Gun control advocates point to one big step they believe can keep guns from criminals and the seriously mentally ill: a standardized background check for every gun sale in every state, says the Lehigh Valley Morning Call. But if universal checks are a common-sense improvement, they certainly would not be simple to create and run. In addition, many believe the checks would be ineffective in weeding out potentially dangerous people. For example, the killer in the Dec. 14 school massacre in Newtown, Conn., used guns legally owned by his mother.

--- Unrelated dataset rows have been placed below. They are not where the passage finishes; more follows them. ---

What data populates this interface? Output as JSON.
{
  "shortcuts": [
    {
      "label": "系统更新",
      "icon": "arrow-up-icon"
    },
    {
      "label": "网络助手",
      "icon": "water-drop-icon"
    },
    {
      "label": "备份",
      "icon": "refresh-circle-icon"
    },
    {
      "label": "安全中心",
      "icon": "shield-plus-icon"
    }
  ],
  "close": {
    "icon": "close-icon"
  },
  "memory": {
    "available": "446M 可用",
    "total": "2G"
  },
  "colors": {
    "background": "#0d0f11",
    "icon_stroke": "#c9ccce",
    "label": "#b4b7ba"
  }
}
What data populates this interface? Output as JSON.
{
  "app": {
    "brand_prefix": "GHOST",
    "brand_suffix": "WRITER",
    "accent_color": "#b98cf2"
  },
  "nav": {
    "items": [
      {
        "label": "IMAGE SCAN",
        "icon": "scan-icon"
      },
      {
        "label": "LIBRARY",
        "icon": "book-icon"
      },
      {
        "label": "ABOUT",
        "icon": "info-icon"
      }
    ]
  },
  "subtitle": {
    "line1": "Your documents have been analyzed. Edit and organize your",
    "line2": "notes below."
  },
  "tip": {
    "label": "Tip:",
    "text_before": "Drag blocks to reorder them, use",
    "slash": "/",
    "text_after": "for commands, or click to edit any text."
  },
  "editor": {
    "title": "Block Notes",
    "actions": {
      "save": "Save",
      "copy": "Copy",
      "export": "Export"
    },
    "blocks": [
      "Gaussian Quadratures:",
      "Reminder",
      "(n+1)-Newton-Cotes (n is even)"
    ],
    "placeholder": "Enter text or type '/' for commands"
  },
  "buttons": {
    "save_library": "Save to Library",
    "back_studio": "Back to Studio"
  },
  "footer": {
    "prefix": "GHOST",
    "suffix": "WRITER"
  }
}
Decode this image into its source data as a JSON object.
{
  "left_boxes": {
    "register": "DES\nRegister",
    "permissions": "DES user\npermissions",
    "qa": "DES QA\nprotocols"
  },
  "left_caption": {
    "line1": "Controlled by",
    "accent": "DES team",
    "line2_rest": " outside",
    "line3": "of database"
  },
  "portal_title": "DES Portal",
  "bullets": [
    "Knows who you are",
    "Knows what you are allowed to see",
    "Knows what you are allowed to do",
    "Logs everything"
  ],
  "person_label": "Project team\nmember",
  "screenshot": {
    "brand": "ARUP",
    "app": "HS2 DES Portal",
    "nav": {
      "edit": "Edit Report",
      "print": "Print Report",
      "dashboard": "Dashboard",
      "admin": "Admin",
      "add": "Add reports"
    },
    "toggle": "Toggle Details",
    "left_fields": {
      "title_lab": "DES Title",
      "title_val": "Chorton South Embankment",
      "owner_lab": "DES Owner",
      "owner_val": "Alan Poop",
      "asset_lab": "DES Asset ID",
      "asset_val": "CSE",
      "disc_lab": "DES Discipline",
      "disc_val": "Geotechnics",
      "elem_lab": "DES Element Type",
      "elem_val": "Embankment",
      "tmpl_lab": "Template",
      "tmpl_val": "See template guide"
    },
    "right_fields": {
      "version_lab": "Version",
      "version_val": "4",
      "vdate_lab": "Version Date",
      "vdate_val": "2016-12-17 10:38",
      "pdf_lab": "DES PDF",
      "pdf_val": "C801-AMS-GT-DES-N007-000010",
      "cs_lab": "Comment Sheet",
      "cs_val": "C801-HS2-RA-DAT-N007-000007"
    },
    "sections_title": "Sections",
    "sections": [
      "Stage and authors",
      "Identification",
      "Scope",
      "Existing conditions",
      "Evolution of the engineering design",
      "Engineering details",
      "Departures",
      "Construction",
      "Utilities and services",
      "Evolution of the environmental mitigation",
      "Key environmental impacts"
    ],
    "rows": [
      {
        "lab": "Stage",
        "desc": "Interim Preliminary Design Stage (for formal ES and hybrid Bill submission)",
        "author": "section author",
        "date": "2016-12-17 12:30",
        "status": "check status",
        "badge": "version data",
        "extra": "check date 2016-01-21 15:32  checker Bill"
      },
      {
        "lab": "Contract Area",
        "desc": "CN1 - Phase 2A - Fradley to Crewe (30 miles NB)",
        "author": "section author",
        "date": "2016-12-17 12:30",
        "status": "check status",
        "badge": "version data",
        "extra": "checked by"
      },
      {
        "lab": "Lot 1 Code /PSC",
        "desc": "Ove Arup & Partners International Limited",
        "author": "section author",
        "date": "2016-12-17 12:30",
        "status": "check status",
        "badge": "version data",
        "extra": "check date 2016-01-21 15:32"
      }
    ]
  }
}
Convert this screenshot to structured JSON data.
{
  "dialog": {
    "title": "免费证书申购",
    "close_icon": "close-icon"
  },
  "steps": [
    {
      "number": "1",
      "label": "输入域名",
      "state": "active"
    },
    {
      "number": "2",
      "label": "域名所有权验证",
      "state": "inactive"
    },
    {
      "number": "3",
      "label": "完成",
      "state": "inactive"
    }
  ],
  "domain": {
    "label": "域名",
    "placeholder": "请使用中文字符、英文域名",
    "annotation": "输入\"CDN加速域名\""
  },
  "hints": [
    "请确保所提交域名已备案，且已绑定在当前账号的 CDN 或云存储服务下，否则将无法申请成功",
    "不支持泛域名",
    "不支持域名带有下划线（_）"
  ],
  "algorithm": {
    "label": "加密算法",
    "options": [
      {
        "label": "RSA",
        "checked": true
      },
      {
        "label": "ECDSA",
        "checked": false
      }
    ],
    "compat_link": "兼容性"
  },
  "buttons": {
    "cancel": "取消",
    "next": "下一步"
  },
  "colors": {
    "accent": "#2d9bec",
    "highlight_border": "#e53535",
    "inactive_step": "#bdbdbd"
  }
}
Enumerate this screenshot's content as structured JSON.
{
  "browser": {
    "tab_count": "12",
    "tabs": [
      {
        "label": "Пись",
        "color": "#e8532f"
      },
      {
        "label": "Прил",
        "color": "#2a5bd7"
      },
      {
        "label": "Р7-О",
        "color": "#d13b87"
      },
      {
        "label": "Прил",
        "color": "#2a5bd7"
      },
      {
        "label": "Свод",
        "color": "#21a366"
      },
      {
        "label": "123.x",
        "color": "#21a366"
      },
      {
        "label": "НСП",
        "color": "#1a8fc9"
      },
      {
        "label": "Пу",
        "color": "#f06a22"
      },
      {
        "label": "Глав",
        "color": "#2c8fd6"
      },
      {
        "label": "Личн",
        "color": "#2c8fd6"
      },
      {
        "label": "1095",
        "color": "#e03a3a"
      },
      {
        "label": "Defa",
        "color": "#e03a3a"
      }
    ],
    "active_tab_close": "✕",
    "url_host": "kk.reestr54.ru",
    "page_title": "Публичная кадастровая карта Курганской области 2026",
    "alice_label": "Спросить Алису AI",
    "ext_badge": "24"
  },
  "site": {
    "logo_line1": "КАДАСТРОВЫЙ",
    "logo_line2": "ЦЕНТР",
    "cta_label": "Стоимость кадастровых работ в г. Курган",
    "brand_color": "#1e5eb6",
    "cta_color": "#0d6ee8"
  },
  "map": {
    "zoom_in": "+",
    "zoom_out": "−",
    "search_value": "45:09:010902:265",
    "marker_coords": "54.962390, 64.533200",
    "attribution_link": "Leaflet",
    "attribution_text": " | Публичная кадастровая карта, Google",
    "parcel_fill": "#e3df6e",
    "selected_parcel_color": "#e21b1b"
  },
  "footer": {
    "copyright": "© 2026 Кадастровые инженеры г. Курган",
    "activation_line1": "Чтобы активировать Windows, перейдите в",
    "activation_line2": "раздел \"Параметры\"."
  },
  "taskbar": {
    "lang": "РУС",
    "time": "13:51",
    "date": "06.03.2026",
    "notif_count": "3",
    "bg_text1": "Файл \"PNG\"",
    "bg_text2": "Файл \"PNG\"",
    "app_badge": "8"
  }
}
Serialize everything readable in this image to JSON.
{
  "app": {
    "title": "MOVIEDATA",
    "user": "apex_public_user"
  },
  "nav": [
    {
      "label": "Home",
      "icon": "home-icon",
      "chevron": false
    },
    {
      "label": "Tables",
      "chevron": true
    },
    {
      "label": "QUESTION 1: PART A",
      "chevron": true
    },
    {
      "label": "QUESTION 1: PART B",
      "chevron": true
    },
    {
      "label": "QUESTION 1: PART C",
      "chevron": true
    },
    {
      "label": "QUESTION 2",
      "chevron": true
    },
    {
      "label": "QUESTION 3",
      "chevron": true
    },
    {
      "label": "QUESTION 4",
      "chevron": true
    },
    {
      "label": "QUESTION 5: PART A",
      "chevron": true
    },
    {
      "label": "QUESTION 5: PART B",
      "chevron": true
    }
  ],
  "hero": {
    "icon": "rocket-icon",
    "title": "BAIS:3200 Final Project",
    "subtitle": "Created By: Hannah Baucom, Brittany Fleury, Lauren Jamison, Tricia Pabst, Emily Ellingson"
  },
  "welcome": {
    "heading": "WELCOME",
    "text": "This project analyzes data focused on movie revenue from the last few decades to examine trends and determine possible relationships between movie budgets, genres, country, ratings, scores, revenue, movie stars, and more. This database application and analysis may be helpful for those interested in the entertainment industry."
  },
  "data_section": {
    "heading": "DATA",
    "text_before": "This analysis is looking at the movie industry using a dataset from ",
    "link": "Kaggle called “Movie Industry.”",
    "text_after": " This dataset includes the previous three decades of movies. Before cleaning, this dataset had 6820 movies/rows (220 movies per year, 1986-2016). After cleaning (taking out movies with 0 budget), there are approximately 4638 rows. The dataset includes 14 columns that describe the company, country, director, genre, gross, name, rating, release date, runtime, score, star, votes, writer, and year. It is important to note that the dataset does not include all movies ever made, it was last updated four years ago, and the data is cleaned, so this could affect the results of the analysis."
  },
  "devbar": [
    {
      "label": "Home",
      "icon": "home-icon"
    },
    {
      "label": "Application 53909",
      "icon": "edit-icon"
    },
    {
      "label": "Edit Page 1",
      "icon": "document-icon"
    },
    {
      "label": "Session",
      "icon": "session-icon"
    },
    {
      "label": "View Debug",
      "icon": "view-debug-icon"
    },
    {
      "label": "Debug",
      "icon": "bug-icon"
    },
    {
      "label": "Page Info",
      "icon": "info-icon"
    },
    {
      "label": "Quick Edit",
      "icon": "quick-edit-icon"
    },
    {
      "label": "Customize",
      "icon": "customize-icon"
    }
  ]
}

Currently, each state at a minimum follows federal law, which requires background checks whenever a federally licensed dealer sells a firearm. But those checks don’t cover private sales by gun owners, which states handle in a variety of ways. In Pennsylvania, sellers verify buyers by calling a toll-free system operated by the state police. Its database is linked to the National Instant Criminal Background Check System. Like Pennsylvania, most states exempt from background checks some or all private sales between non-dealers. In Pennsylvania, private sales of a rifle or shotgun are exempt. Gun law experts say that while it’s relatively easy for computerized background systems to flag potential gun buyers who have disqualifying criminal records, it’s harder to identify people who shouldn’t own guns because of mental illness.